In conclusion Face Yourself, and Remove Your Sandals is the last thing I expected to review for It Djents, and probably the last thing you would expect reading about, but that does not mean it does not fit, nor does it mean this album is suitable to be ignored. There are a plethora of pleasant tones and sequences in this album, very soft and delicate, yet booming and full of life and raw emotion. Indulge in the atmosphere or surprise yourself with something new, just don’t miss out.
Score: 9/10

FFO: Explosions in the Sky, Brand New, A Great Big Pile of Leaves

Notable Tracks: Midnight Jinn, Yellow Bird, Building Blocks, The Devil is in the Desert -


Still working on that hot first release.


Feeling a bit camera shy

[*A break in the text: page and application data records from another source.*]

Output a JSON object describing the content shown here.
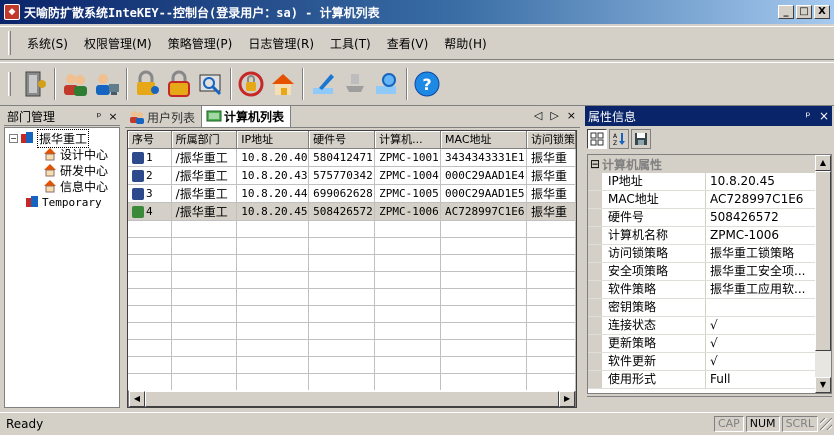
{
  "window": {
    "title": "天喻防扩散系统InteKEY--控制台(登录用户：sa) - 计算机列表",
    "minimize": "_",
    "maximize": "□",
    "close": "X"
  },
  "menu": {
    "items": [
      "系统(S)",
      "权限管理(M)",
      "策略管理(P)",
      "日志管理(R)",
      "工具(T)",
      "查看(V)",
      "帮助(H)"
    ]
  },
  "toolbar": {
    "icons": [
      "door-exit-icon",
      "users-icon",
      "user-computer-icon",
      "lock-key-icon",
      "lock-icon",
      "key-search-icon",
      "lock-refresh-icon",
      "home-lock-icon",
      "pen-edit-icon",
      "stamp-icon",
      "stamp-search-icon",
      "help-icon"
    ]
  },
  "dept_panel": {
    "title": "部门管理",
    "pin": "ᵖ",
    "close": "×",
    "tree": {
      "root": "振华重工",
      "children": [
        "设计中心",
        "研发中心",
        "信息中心"
      ],
      "other": "Temporary"
    }
  },
  "tabs": {
    "items": [
      {
        "label": "用户列表",
        "active": false
      },
      {
        "label": "计算机列表",
        "active": true
      }
    ],
    "nav_prev": "◁",
    "nav_next": "▷",
    "nav_close": "×"
  },
  "grid": {
    "columns": [
      "序号",
      "所属部门",
      "IP地址",
      "硬件号",
      "计算机...",
      "MAC地址",
      "访问锁策"
    ],
    "rows": [
      {
        "no": "1",
        "dept": "/振华重工",
        "ip": "10.8.20.40",
        "hw": "580412471",
        "pc": "ZPMC-1001",
        "mac": "3434343331E1",
        "lock": "振华重",
        "icon": "blue",
        "selected": false
      },
      {
        "no": "2",
        "dept": "/振华重工",
        "ip": "10.8.20.43",
        "hw": "575770342",
        "pc": "ZPMC-1004",
        "mac": "000C29AAD1E4",
        "lock": "振华重",
        "icon": "blue",
        "selected": false
      },
      {
        "no": "3",
        "dept": "/振华重工",
        "ip": "10.8.20.44",
        "hw": "699062628",
        "pc": "ZPMC-1005",
        "mac": "000C29AAD1E5",
        "lock": "振华重",
        "icon": "blue",
        "selected": false
      },
      {
        "no": "4",
        "dept": "/振华重工",
        "ip": "10.8.20.45",
        "hw": "508426572",
        "pc": "ZPMC-1006",
        "mac": "AC728997C1E6",
        "lock": "振华重",
        "icon": "green",
        "selected": true
      }
    ]
  },
  "props": {
    "title": "属性信息",
    "pin": "ᵖ",
    "close": "×",
    "category": "计算机属性",
    "rows": [
      {
        "name": "IP地址",
        "value": "10.8.20.45"
      },
      {
        "name": "MAC地址",
        "value": "AC728997C1E6"
      },
      {
        "name": "硬件号",
        "value": "508426572"
      },
      {
        "name": "计算机名称",
        "value": "ZPMC-1006"
      },
      {
        "name": "访问锁策略",
        "value": "振华重工锁策略"
      },
      {
        "name": "安全项策略",
        "value": "振华重工安全项..."
      },
      {
        "name": "软件策略",
        "value": "振华重工应用软..."
      },
      {
        "name": "密钥策略",
        "value": ""
      },
      {
        "name": "连接状态",
        "value": "√"
      },
      {
        "name": "更新策略",
        "value": "√"
      },
      {
        "name": "软件更新",
        "value": "√"
      },
      {
        "name": "使用形式",
        "value": "Full"
      }
    ]
  },
  "status": {
    "text": "Ready",
    "caps": "CAP",
    "num": "NUM",
    "scrl": "SCRL"
  }
}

Small Leaks is currently a four-peice that lives in Portland, OR which consists of Jim Mandel Jr., Judd Hancock, London Van Rooy, and Ryan Garner.

The sounds they make have evolved over the years with critics describing their first LP as an intricate math-rock quartet using progressive song structures. Until The World Is Happy; Wake Up You Sleepyhead Sun received praise in Alternative Press, and several other music publications. 

In 2008, Small Leaks acquired Ryan Garner and Rafael Macias, who helped the band evolve their musical catalog for the next two years.
What would have been a massive double LP was cut short when Ryan Garner was hit by a car at the end of 2009 and spent the next year recovering as the band broke the LP into a more manageable 5-track, EP entitled Oak St. Basement.

Almost immediately following the EP release in January of 2011, the band’s cross country tour was cancelled as Judd Hancock had been diagnosed with cancer. Once again, the LP was put on hold as Judd recovered.

Meanwhile, the band had begun writing short weekly etudes, called Monday Minestrone, releasing a new song every Monday for 22 weeks. This was necessary because the band had accumulated an abundant amount of unreleased material that their fans demanded to hear. Ten of these single-session takes were released on cassette through Rubber Brother records.

Just as Small Leaks was ready to begin playing again, Rafael Macias broke his collarbone in a vespa accident and the band was sidelined yet again.

Refusing to be stopped by shattered spines, missing testicles, and enough metal bone reconstruction to make Wolverine cringe, the band hunkered down back into the sanctity of their own Oak St. Basement and self recorded the missing material needed to complete their first full length album in seven years- Face Yourself, and Remove Your Sandals – a ten track auditory painting which should in essence, musically describe what it means to play music in Small Leaks.

Band Members